As Shakespeare notes, sometimes there's method in madness.
Yes, “random order” is an oxymoron in that the two words are an apparent contradiction in terms: order suggests organization while random suggests a lack thereof. However, like many oxymora, the contradiction is incidental and resolvable by careful consideration. “Controlled chaos” is a similar oxymoron where lack of a method is part of the method.
To resolve the contradiction, first consider that order doesn't always mean deliberate order. The natural order is a well-known example, used in contrast to the laws of God and men, where philosophers base morality on the natural world as observed instead of a divine or mortal plan. Spontaneous order is a similar example, where order emerges “out of seeming chaos.” This lies at the root of Tim Lymington's comment that sequence needn't imply deliberation.
Furthermore, the Oxford definition of random overlooks many subtleties of the word, as it's a dictionary and not a comprehensive treatment of the subject. While a random order does imply a lack of conscious choice in selecting each element of the sequence, it does not speak to the choice of employing randomness in the overall method. The process is deliberate (and thus ordered) even if the outcome is not (and thus random).
I don't believe that this is a deliberate oxymoron – emphasis mine:
In general, oxymora can be divided into expressions that were deliberately crafted to be contradictory and those phrases that inadvertently or incidentally contain a contradiction, often as a result of a punning use of one or both words.

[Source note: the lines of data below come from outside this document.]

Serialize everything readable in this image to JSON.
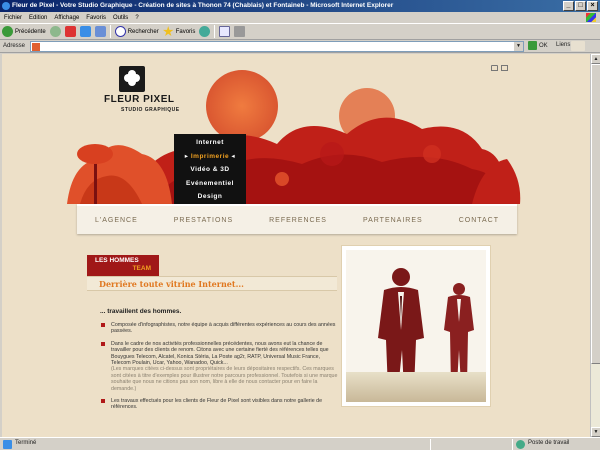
{
  "window": {
    "title": "Fleur de Pixel - Votre Studio Graphique - Création de sites à Thonon 74 (Chablais) et Fontaineb - Microsoft Internet Explorer",
    "controls": [
      "_",
      "□",
      "×"
    ]
  },
  "menubar": {
    "items": [
      "Fichier",
      "Edition",
      "Affichage",
      "Favoris",
      "Outils",
      "?"
    ]
  },
  "toolbar": {
    "back_label": "Précédente",
    "search_label": "Rechercher",
    "favorites_label": "Favoris"
  },
  "addressbar": {
    "label": "Adresse",
    "url": "",
    "go_label": "OK",
    "links_label": "Liens"
  },
  "site": {
    "logo_name": "FLEUR PIXEL",
    "logo_sub": "STUDIO GRAPHIQUE",
    "submenu": [
      {
        "label": "Internet",
        "active": false
      },
      {
        "label": "Imprimerie",
        "active": true
      },
      {
        "label": "Vidéo & 3D",
        "active": false
      },
      {
        "label": "Evénementiel",
        "active": false
      },
      {
        "label": "Design",
        "active": false
      }
    ],
    "nav": [
      "L'AGENCE",
      "PRESTATIONS",
      "REFERENCES",
      "PARTENAIRES",
      "CONTACT"
    ],
    "section_tag_1": "LES HOMMES",
    "section_tag_2": "TEAM",
    "tagline": "Derrière toute vitrine Internet...",
    "content_heading": "... travaillent des hommes.",
    "bullets": [
      {
        "text": "Composée d'infographistes, notre équipe à acquis différentes expériences au cours des années passées.",
        "note": ""
      },
      {
        "text": "Dans le cadre de nos activités professionnelles précédentes, nous avons eut la chance de travailler pour des clients de renom. Citons avec une certaine fierté des références telles que Bouygues Telecom, Alcatel, Konica Stéria, La Poste ag2r, RATP, Universal Music France, Telecom Poulain, Ucar, Yahoo, Wanadoo, Quick...",
        "note": "(Les marques citées ci-dessus sont propriétaires de leurs dépositaires respectifs. Ces marques sont citées à titre d'exemples pour illustrer notre parcours professionnel. Toutefois si une marque souhaite que nous ne citions pas son nom, libre à elle de nous contacter pour en faire la demande.)"
      },
      {
        "text": "Les travaux effectués pour les clients de Fleur de Pixel sont visibles dans notre gallerie de références.",
        "note": ""
      }
    ]
  },
  "statusbar": {
    "status": "Terminé",
    "zone": "Poste de travail"
  },
  "colors": {
    "brand_red": "#b01818",
    "accent_orange": "#e07820",
    "page_bg": "#ede0c8"
  }
}
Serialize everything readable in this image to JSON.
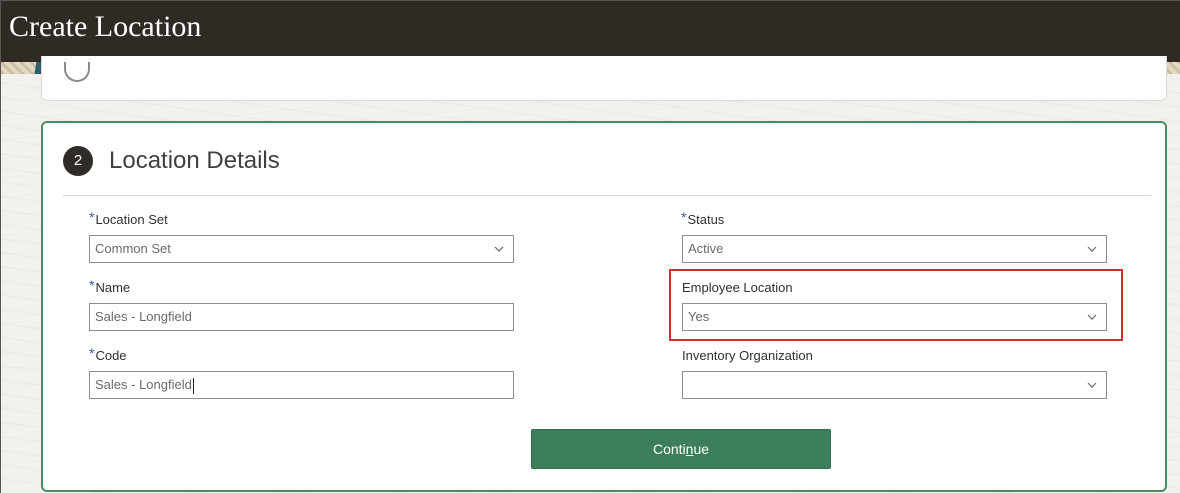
{
  "window": {
    "title": "Create Location"
  },
  "section": {
    "step_number": "2",
    "title": "Location Details"
  },
  "fields": {
    "location_set": {
      "label": "Location Set",
      "required": "*",
      "value": "Common Set"
    },
    "name": {
      "label": "Name",
      "required": "*",
      "value": "Sales - Longfield"
    },
    "code": {
      "label": "Code",
      "required": "*",
      "value": "Sales - Longfield"
    },
    "status": {
      "label": "Status",
      "required": "*",
      "value": "Active"
    },
    "employee_location": {
      "label": "Employee Location",
      "value": "Yes"
    },
    "inventory_organization": {
      "label": "Inventory Organization",
      "value": ""
    }
  },
  "actions": {
    "continue_label_before": "Conti",
    "continue_label_accesskey": "n",
    "continue_label_after": "ue"
  },
  "icons": {
    "dropdown": "chevron-down-icon",
    "step": "step-number-badge"
  },
  "colors": {
    "header_bg": "#302a25",
    "card_border": "#4a8a63",
    "button_bg": "#3d7f5c",
    "highlight": "#d12c2c",
    "required_marker": "#2b5c9e"
  }
}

Order includes both deliberate and observed sequences. Randomness can indicate a lack of a plan or simply an unpredictable outcome. “Random order” actually means “an observed sequence with unpredictable outcome.” The contradiction only arises incidentally, if you select the wrong meaning of both words to form “a deliberate lack of a plan,” making this an inadvertent oxymoron.